- How can GSK (and other pharmacos) better identify and prioritize most impactful ML initiatives?
Digital in R&D: the 100 billion opportunity, McKinsey & Company
Tufts Center for the Study of Drug Development, “Briefing: Cost of Developing a New Drug,” November 2014
GSK Annual Reports (2017)
Pharma companies using machine learning in drug discovery, blog Benchsci
6 steps to AI leadership – Interview with John Baldoni from GSK, Forbes
Ideo: Human-Centered Service Design (case 9-615-022), Harvard Business School Publishing (2016)
Indigo Agriculture (case 9-617-020), Harvard Business School Publishing (2017)
Student comments on Enabling patients to get innovative treatments faster through machine learning at GSK
Really interesting questions for big pharma. On the discovery side, computer aided drug design (CADD) has only played a small and supporting role in small molecule selection for preclinical development, but in the future hopefully AI will allow CADD to be more impactful. Main issues include lack of computing power to simulate the billions of molecular interactions between drug and target, and then we often don’t know the structure of the target, which is required for these simulations. Protein structure information has to be obtained using expensive and time-consuming techniques. In some cases it takes years to determine the structure of a protein, and even in those cases they are not always biologically relevant structures. In the future, researchers hope to be able to determine protein structure with the push of a mouse, but we are still years away.
One of the main issues with CADD is that once you have a target in mind, and can demonstrate that your molecule binds to that target, it is currently impossible to determine in silico whether that molecule will cause toxicity if it binds to additional “off-targets”. These off-targets effects can stop heart beats, or even inhibit essential liver enzymes that lead to systemic tox. Without protein structures for all of these vital proteins, numbering in the thousands, in silico CADD can only point us in the right direction for small molecule design. In the near term (10 years) there will definitely be a need to test these molecules in cells, animals, and eventually people to determine safety and efficacy.
The sheer scale of pharma- and therefore of of the opportunities like ML in this space- are astounding. I actually just read Patrick’s post about open innovation in drug discovery, and I’m curious whether (and if so, how) both of these transformative approaches could work together within a single company.
I’m glad that you call out data consolidation and structuring as a key pillar.

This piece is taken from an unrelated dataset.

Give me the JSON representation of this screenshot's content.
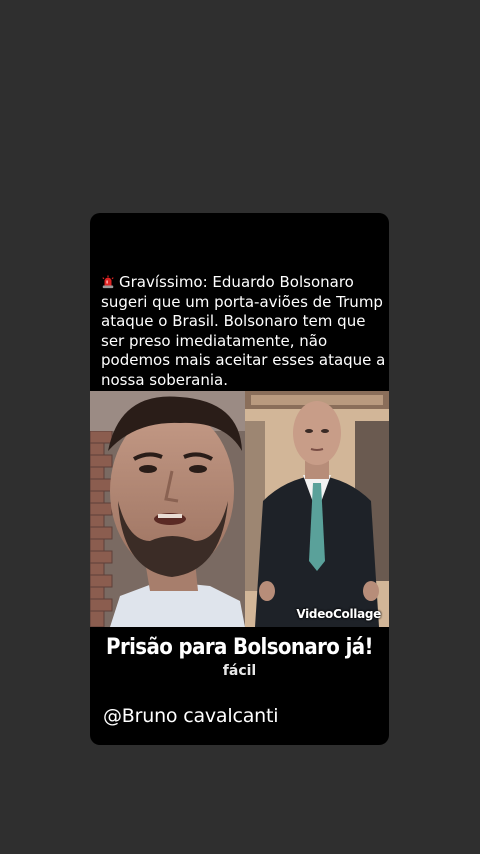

It is such a simple but critically important point. Any company, whether they are currently leveraging AI or not, would be well advised to capture and store data in a way that will save them the painful retrofit down the road!